Recorded data
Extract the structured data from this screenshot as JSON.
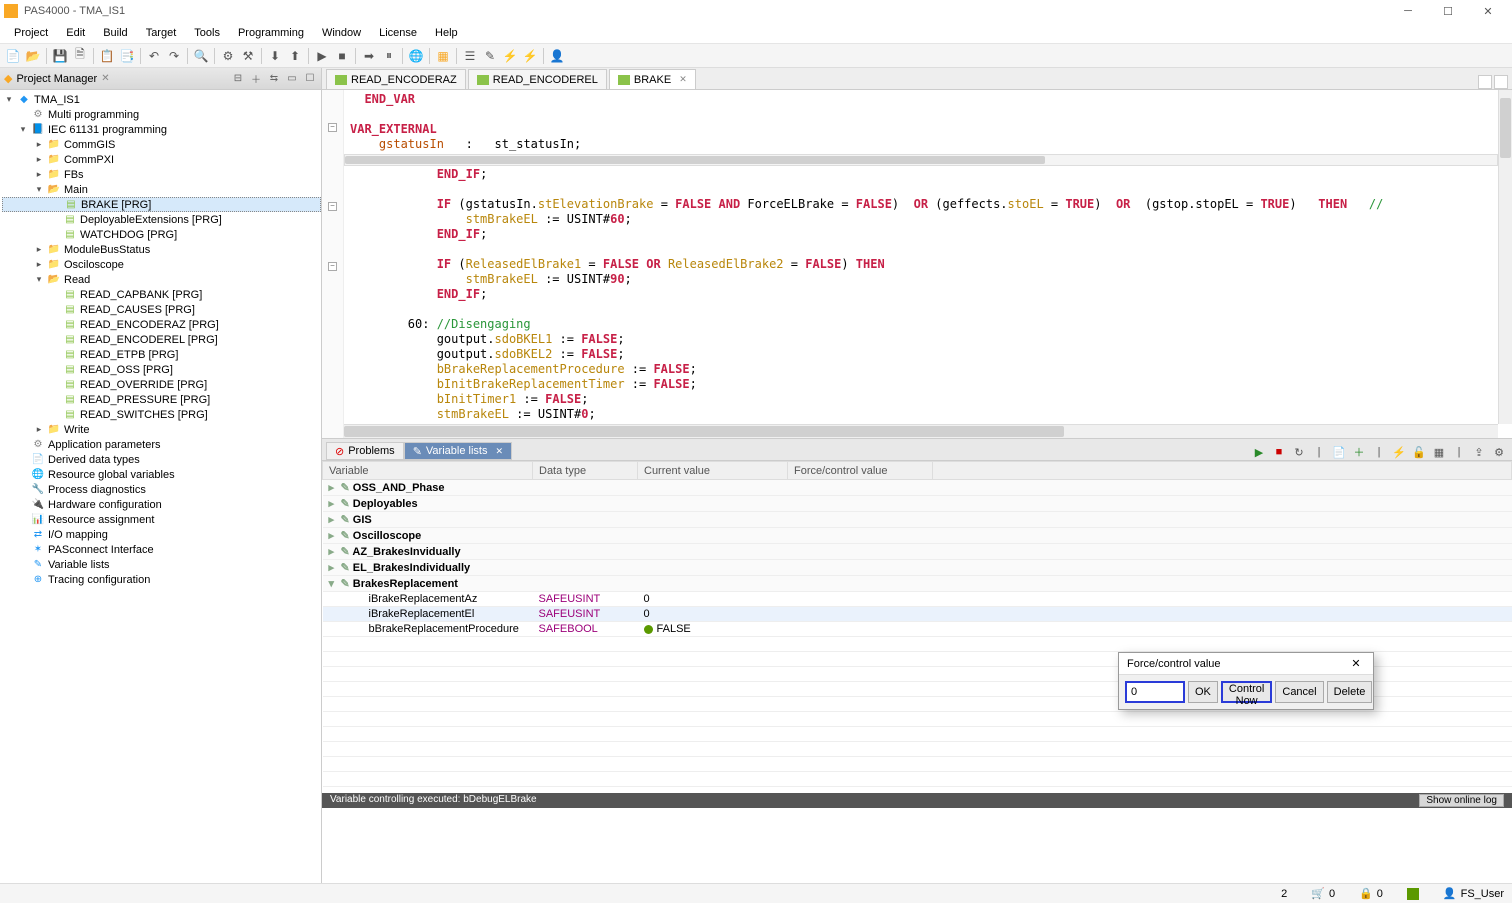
{
  "window": {
    "title": "PAS4000 - TMA_IS1"
  },
  "menu": [
    "Project",
    "Edit",
    "Build",
    "Target",
    "Tools",
    "Programming",
    "Window",
    "License",
    "Help"
  ],
  "projectManager": {
    "title": "Project Manager",
    "root": "TMA_IS1",
    "nodes": {
      "multiprog": "Multi programming",
      "iec": "IEC 61131 programming",
      "commGIS": "CommGIS",
      "commPXI": "CommPXI",
      "fbs": "FBs",
      "main": "Main",
      "brake": "BRAKE [PRG]",
      "deployExt": "DeployableExtensions [PRG]",
      "watchdog": "WATCHDOG [PRG]",
      "moduleBus": "ModuleBusStatus",
      "oscilo": "Osciloscope",
      "read": "Read",
      "read_capbank": "READ_CAPBANK [PRG]",
      "read_causes": "READ_CAUSES [PRG]",
      "read_encoderaz": "READ_ENCODERAZ [PRG]",
      "read_encoderel": "READ_ENCODEREL [PRG]",
      "read_etpb": "READ_ETPB [PRG]",
      "read_oss": "READ_OSS [PRG]",
      "read_override": "READ_OVERRIDE [PRG]",
      "read_pressure": "READ_PRESSURE [PRG]",
      "read_switches": "READ_SWITCHES [PRG]",
      "write": "Write",
      "appParams": "Application parameters",
      "derivedTypes": "Derived data types",
      "resGlobals": "Resource global variables",
      "procDiag": "Process diagnostics",
      "hwConfig": "Hardware configuration",
      "resAssign": "Resource assignment",
      "ioMap": "I/O mapping",
      "pasconnect": "PASconnect Interface",
      "varLists": "Variable lists",
      "tracing": "Tracing configuration"
    }
  },
  "editorTabs": [
    {
      "label": "READ_ENCODERAZ"
    },
    {
      "label": "READ_ENCODEREL"
    },
    {
      "label": "BRAKE",
      "active": true,
      "closeable": true
    }
  ],
  "code": {
    "l1": "END_VAR",
    "l2": "VAR_EXTERNAL",
    "l3a": "gstatusIn",
    "l3b": ":",
    "l3c": "st_statusIn;",
    "l4": "END_IF",
    "l5a": "IF",
    "l5b": "(gstatusIn.",
    "l5c": "stElevationBrake",
    "l5d": " = ",
    "l5false": "FALSE",
    "l5and": "AND",
    "l5e": " ForceELBrake = ",
    "l5or": "OR",
    "l5f": " (geffects.",
    "l5g": "stoEL",
    "l5h": " = ",
    "l5true": "TRUE",
    "l5i": ")  ",
    "l5j": "  (gstop.stopEL = ",
    "l5k": ")  ",
    "l5then": "THEN",
    "l5cmt": "//",
    "l6a": "stmBrakeEL",
    "l6b": " := USINT#",
    "l6c": "60",
    "l6d": ";",
    "l7a": "IF",
    "l7b": " (",
    "l7c": "ReleasedElBrake1",
    "l7d": " = ",
    "l7e": "FALSE",
    "l7f": " ",
    "l7or": "OR",
    "l7g": " ",
    "l7h": "ReleasedElBrake2",
    "l7i": " = ",
    "l7j": "FALSE",
    "l7k": ") ",
    "l7then": "THEN",
    "l8a": "stmBrakeEL",
    "l8b": " := USINT#",
    "l8c": "90",
    "l8d": ";",
    "l9": "60",
    "l9b": ": ",
    "l9c": "//Disengaging",
    "l10a": "goutput.",
    "l10b": "sdoBKEL1",
    "l10c": " := ",
    "l10d": "FALSE",
    "l10e": ";",
    "l11a": "goutput.",
    "l11b": "sdoBKEL2",
    "l11c": " := ",
    "l11d": "FALSE",
    "l11e": ";",
    "l12a": "bBrakeReplacementProcedure",
    "l12b": " := ",
    "l12c": "FALSE",
    "l12d": ";",
    "l13a": "bInitBrakeReplacementTimer",
    "l13b": " := ",
    "l13c": "FALSE",
    "l13d": ";",
    "l14a": "bInitTimer1",
    "l14b": " := ",
    "l14c": "FALSE",
    "l14d": ";",
    "l15a": "stmBrakeEL",
    "l15b": " := USINT#",
    "l15c": "0",
    "l15d": ";"
  },
  "bottomTabs": {
    "problems": "Problems",
    "varlists": "Variable lists"
  },
  "varTable": {
    "headers": [
      "Variable",
      "Data type",
      "Current value",
      "Force/control value"
    ],
    "groups": [
      "OSS_AND_Phase",
      "Deployables",
      "GIS",
      "Oscilloscope",
      "AZ_BrakesInvidually",
      "EL_BrakesIndividually",
      "BrakesReplacement"
    ],
    "rows": [
      {
        "name": "iBrakeReplacementAz",
        "type": "SAFEUSINT",
        "cur": "0"
      },
      {
        "name": "iBrakeReplacementEl",
        "type": "SAFEUSINT",
        "cur": "0"
      },
      {
        "name": "bBrakeReplacementProcedure",
        "type": "SAFEBOOL",
        "cur": "FALSE",
        "led": true
      }
    ]
  },
  "dialog": {
    "title": "Force/control value",
    "value": "0",
    "ok": "OK",
    "controlNow": "Control Now",
    "cancel": "Cancel",
    "delete": "Delete"
  },
  "statusLine": {
    "msg": "Variable controlling executed: bDebugELBrake",
    "btn": "Show online log"
  },
  "statusBar": {
    "num1": "2",
    "num2": "0",
    "num3": "0",
    "user": "FS_User"
  }
}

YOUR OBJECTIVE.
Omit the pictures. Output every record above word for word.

COMPLETED TASK.
Extract the structured data from this screenshot as JSON.
{
  "window": {
    "title": "PAS4000 - TMA_IS1"
  },
  "menu": [
    "Project",
    "Edit",
    "Build",
    "Target",
    "Tools",
    "Programming",
    "Window",
    "License",
    "Help"
  ],
  "projectManager": {
    "title": "Project Manager",
    "root": "TMA_IS1",
    "nodes": {
      "multiprog": "Multi programming",
      "iec": "IEC 61131 programming",
      "commGIS": "CommGIS",
      "commPXI": "CommPXI",
      "fbs": "FBs",
      "main": "Main",
      "brake": "BRAKE [PRG]",
      "deployExt": "DeployableExtensions [PRG]",
      "watchdog": "WATCHDOG [PRG]",
      "moduleBus": "ModuleBusStatus",
      "oscilo": "Osciloscope",
      "read": "Read",
      "read_capbank": "READ_CAPBANK [PRG]",
      "read_causes": "READ_CAUSES [PRG]",
      "read_encoderaz": "READ_ENCODERAZ [PRG]",
      "read_encoderel": "READ_ENCODEREL [PRG]",
      "read_etpb": "READ_ETPB [PRG]",
      "read_oss": "READ_OSS [PRG]",
      "read_override": "READ_OVERRIDE [PRG]",
      "read_pressure": "READ_PRESSURE [PRG]",
      "read_switches": "READ_SWITCHES [PRG]",
      "write": "Write",
      "appParams": "Application parameters",
      "derivedTypes": "Derived data types",
      "resGlobals": "Resource global variables",
      "procDiag": "Process diagnostics",
      "hwConfig": "Hardware configuration",
      "resAssign": "Resource assignment",
      "ioMap": "I/O mapping",
      "pasconnect": "PASconnect Interface",
      "varLists": "Variable lists",
      "tracing": "Tracing configuration"
    }
  },
  "editorTabs": [
    {
      "label": "READ_ENCODERAZ"
    },
    {
      "label": "READ_ENCODEREL"
    },
    {
      "label": "BRAKE",
      "active": true,
      "closeable": true
    }
  ],
  "code": {
    "l1": "END_VAR",
    "l2": "VAR_EXTERNAL",
    "l3a": "gstatusIn",
    "l3b": ":",
    "l3c": "st_statusIn;",
    "l4": "END_IF",
    "l5a": "IF",
    "l5b": "(gstatusIn.",
    "l5c": "stElevationBrake",
    "l5d": " = ",
    "l5false": "FALSE",
    "l5and": "AND",
    "l5e": " ForceELBrake = ",
    "l5or": "OR",
    "l5f": " (geffects.",
    "l5g": "stoEL",
    "l5h": " = ",
    "l5true": "TRUE",
    "l5i": ")  ",
    "l5j": "  (gstop.stopEL = ",
    "l5k": ")  ",
    "l5then": "THEN",
    "l5cmt": "//",
    "l6a": "stmBrakeEL",
    "l6b": " := USINT#",
    "l6c": "60",
    "l6d": ";",
    "l7a": "IF",
    "l7b": " (",
    "l7c": "ReleasedElBrake1",
    "l7d": " = ",
    "l7e": "FALSE",
    "l7f": " ",
    "l7or": "OR",
    "l7g": " ",
    "l7h": "ReleasedElBrake2",
    "l7i": " = ",
    "l7j": "FALSE",
    "l7k": ") ",
    "l7then": "THEN",
    "l8a": "stmBrakeEL",
    "l8b": " := USINT#",
    "l8c": "90",
    "l8d": ";",
    "l9": "60",
    "l9b": ": ",
    "l9c": "//Disengaging",
    "l10a": "goutput.",
    "l10b": "sdoBKEL1",
    "l10c": " := ",
    "l10d": "FALSE",
    "l10e": ";",
    "l11a": "goutput.",
    "l11b": "sdoBKEL2",
    "l11c": " := ",
    "l11d": "FALSE",
    "l11e": ";",
    "l12a": "bBrakeReplacementProcedure",
    "l12b": " := ",
    "l12c": "FALSE",
    "l12d": ";",
    "l13a": "bInitBrakeReplacementTimer",
    "l13b": " := ",
    "l13c": "FALSE",
    "l13d": ";",
    "l14a": "bInitTimer1",
    "l14b": " := ",
    "l14c": "FALSE",
    "l14d": ";",
    "l15a": "stmBrakeEL",
    "l15b": " := USINT#",
    "l15c": "0",
    "l15d": ";"
  },
  "bottomTabs": {
    "problems": "Problems",
    "varlists": "Variable lists"
  },
  "varTable": {
    "headers": [
      "Variable",
      "Data type",
      "Current value",
      "Force/control value"
    ],
    "groups": [
      "OSS_AND_Phase",
      "Deployables",
      "GIS",
      "Oscilloscope",
      "AZ_BrakesInvidually",
      "EL_BrakesIndividually",
      "BrakesReplacement"
    ],
    "rows": [
      {
        "name": "iBrakeReplacementAz",
        "type": "SAFEUSINT",
        "cur": "0"
      },
      {
        "name": "iBrakeReplacementEl",
        "type": "SAFEUSINT",
        "cur": "0"
      },
      {
        "name": "bBrakeReplacementProcedure",
        "type": "SAFEBOOL",
        "cur": "FALSE",
        "led": true
      }
    ]
  },
  "dialog": {
    "title": "Force/control value",
    "value": "0",
    "ok": "OK",
    "controlNow": "Control Now",
    "cancel": "Cancel",
    "delete": "Delete"
  },
  "statusLine": {
    "msg": "Variable controlling executed: bDebugELBrake",
    "btn": "Show online log"
  },
  "statusBar": {
    "num1": "2",
    "num2": "0",
    "num3": "0",
    "user": "FS_User"
  }
}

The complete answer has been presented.